• [Given records]:
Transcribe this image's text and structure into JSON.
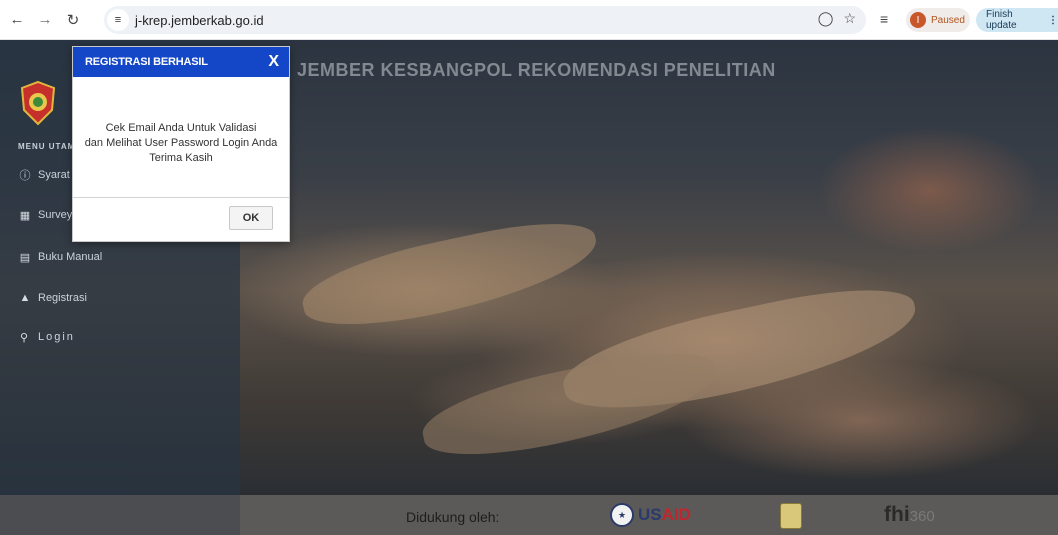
{
  "browser": {
    "url": "j-krep.jemberkab.go.id",
    "profile_status": "Paused",
    "profile_initial": "I",
    "update_button": "Finish update"
  },
  "header": {
    "title": "JEMBER KESBANGPOL REKOMENDASI PENELITIAN"
  },
  "sidebar": {
    "menu_title": "MENU UTAMA",
    "items": [
      {
        "label": "Syarat",
        "icon": "info-icon"
      },
      {
        "label": "Survey",
        "icon": "keyboard-icon"
      },
      {
        "label": "Buku Manual",
        "icon": "book-icon"
      },
      {
        "label": "Registrasi",
        "icon": "user-icon"
      },
      {
        "label": "Login",
        "icon": "key-icon"
      }
    ]
  },
  "modal": {
    "title": "REGISTRASI BERHASIL",
    "close_label": "X",
    "line1": "Cek Email Anda Untuk Validasi",
    "line2": "dan Melihat User Password Login Anda",
    "line3": "Terima Kasih",
    "ok_label": "OK"
  },
  "footer": {
    "supported_by": "Didukung oleh:",
    "usaid_prefix": "US",
    "usaid_suffix": "AID",
    "fhi_text": "fhi",
    "fhi_number": "360"
  },
  "colors": {
    "modal_header": "#1447c8",
    "sidebar": "#283442",
    "footer": "#5c5a58"
  }
}
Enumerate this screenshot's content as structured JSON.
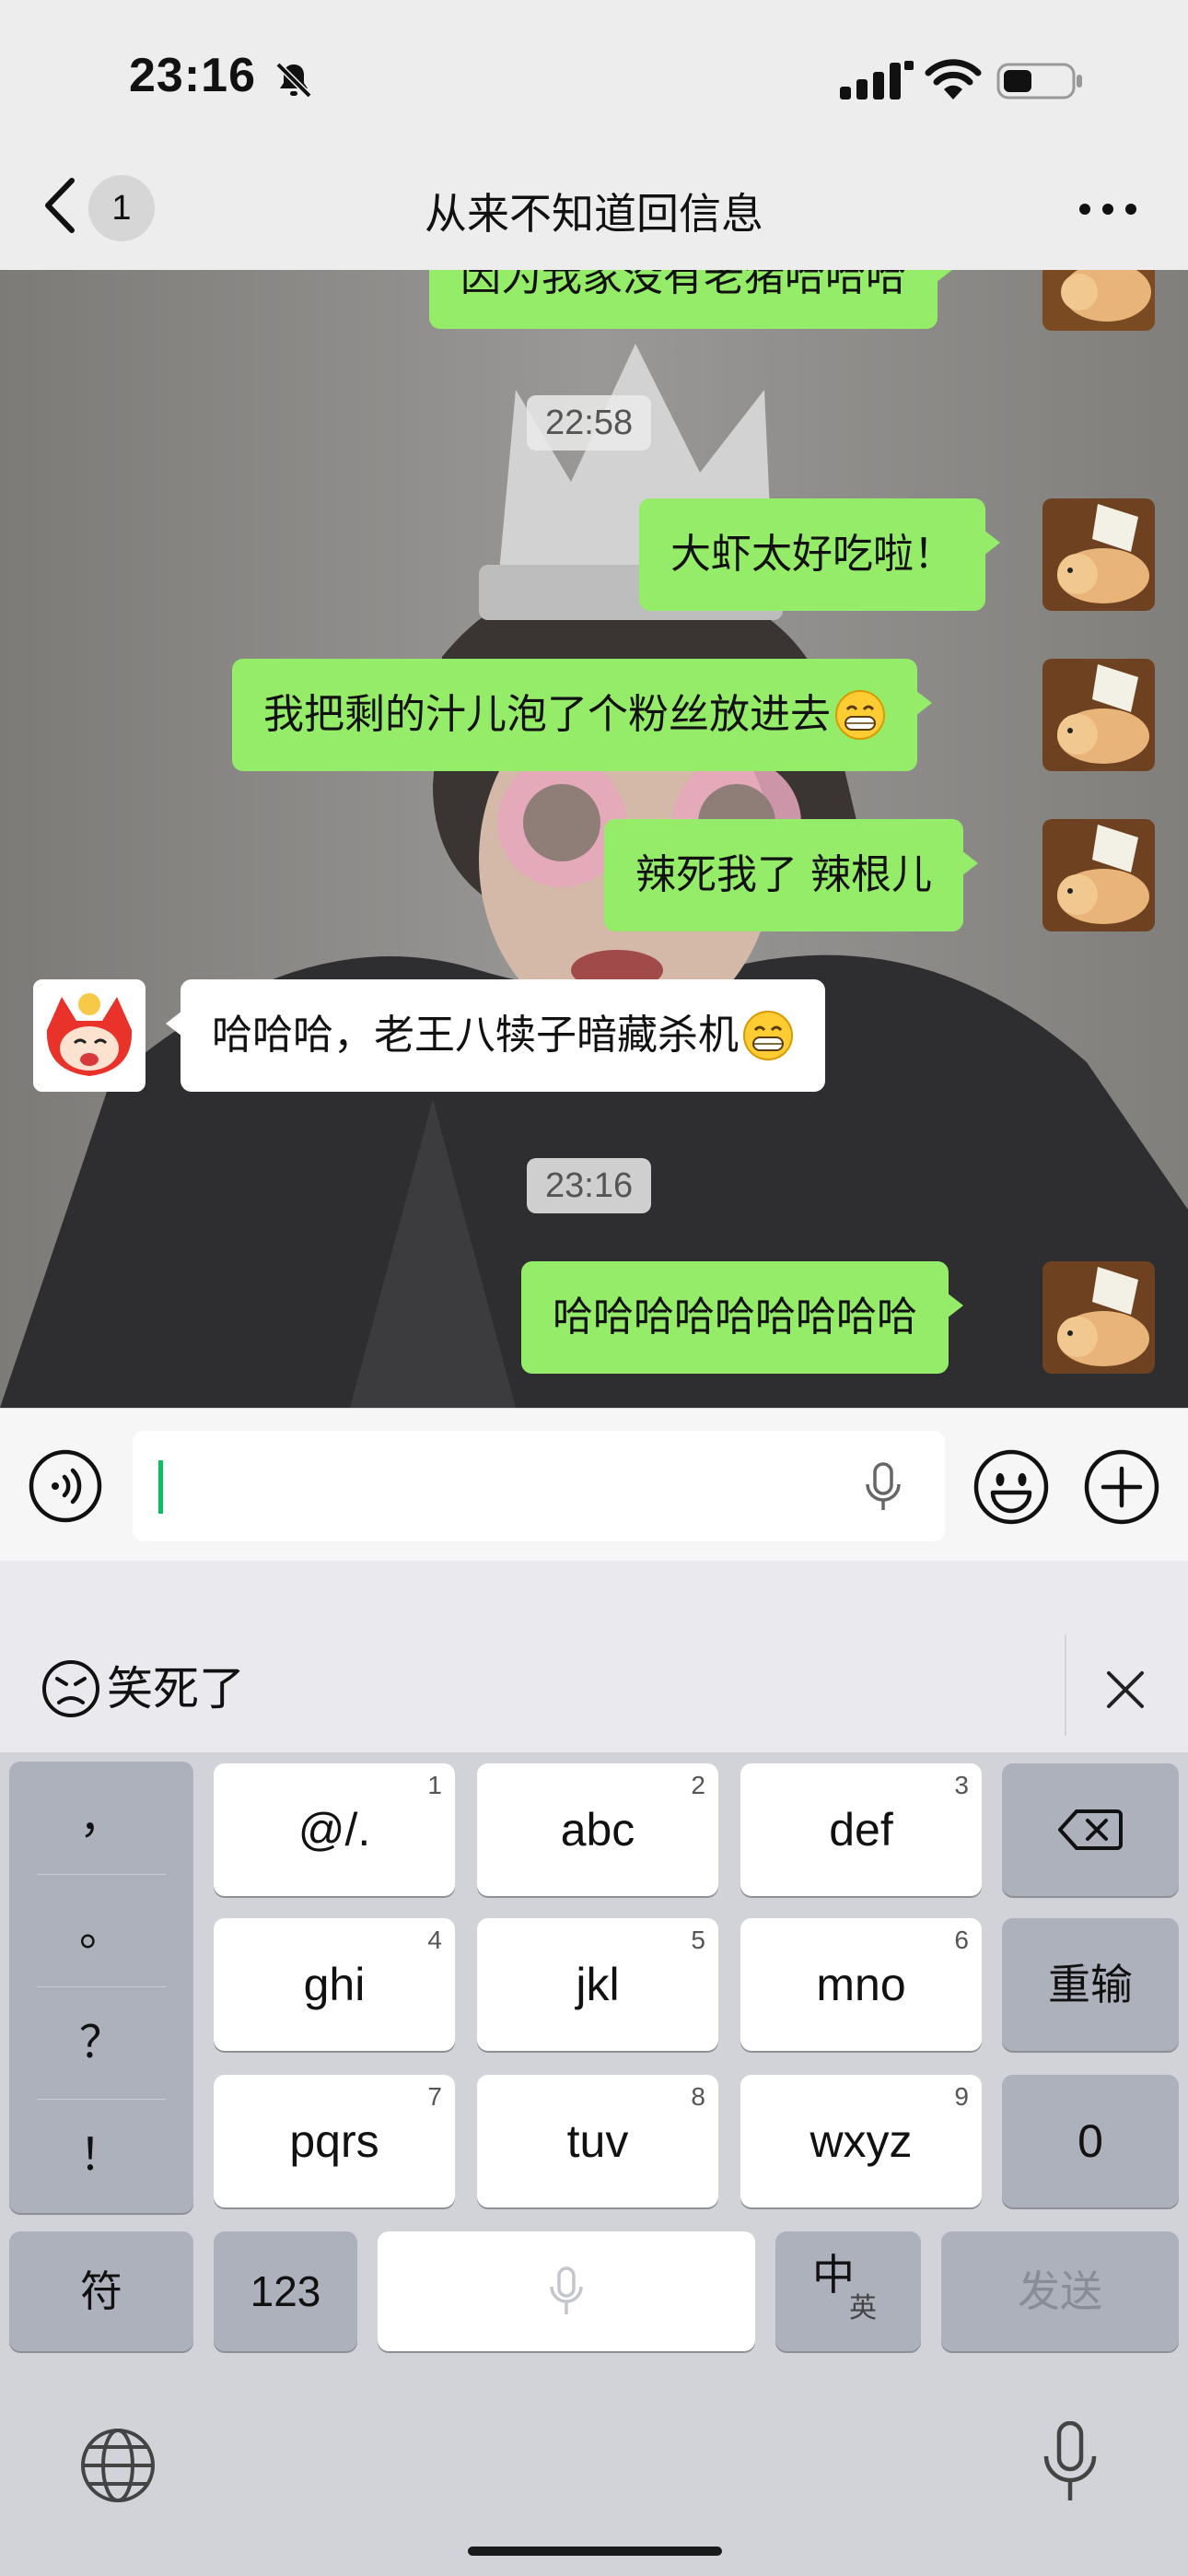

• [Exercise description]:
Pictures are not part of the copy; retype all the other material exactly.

• [Solution to this exercise]:
Transcribe this image's text and structure into JSON.
{
  "browser": {
    "url": "j-krep.jemberkab.go.id",
    "profile_status": "Paused",
    "profile_initial": "I",
    "update_button": "Finish update"
  },
  "header": {
    "title": "JEMBER KESBANGPOL REKOMENDASI PENELITIAN"
  },
  "sidebar": {
    "menu_title": "MENU UTAMA",
    "items": [
      {
        "label": "Syarat",
        "icon": "info-icon"
      },
      {
        "label": "Survey",
        "icon": "keyboard-icon"
      },
      {
        "label": "Buku Manual",
        "icon": "book-icon"
      },
      {
        "label": "Registrasi",
        "icon": "user-icon"
      },
      {
        "label": "Login",
        "icon": "key-icon"
      }
    ]
  },
  "modal": {
    "title": "REGISTRASI BERHASIL",
    "close_label": "X",
    "line1": "Cek Email Anda Untuk Validasi",
    "line2": "dan Melihat User Password Login Anda",
    "line3": "Terima Kasih",
    "ok_label": "OK"
  },
  "footer": {
    "supported_by": "Didukung oleh:",
    "usaid_prefix": "US",
    "usaid_suffix": "AID",
    "fhi_text": "fhi",
    "fhi_number": "360"
  },
  "colors": {
    "modal_header": "#1447c8",
    "sidebar": "#283442",
    "footer": "#5c5a58"
  }
}
Enumerate this screenshot's content as structured JSON.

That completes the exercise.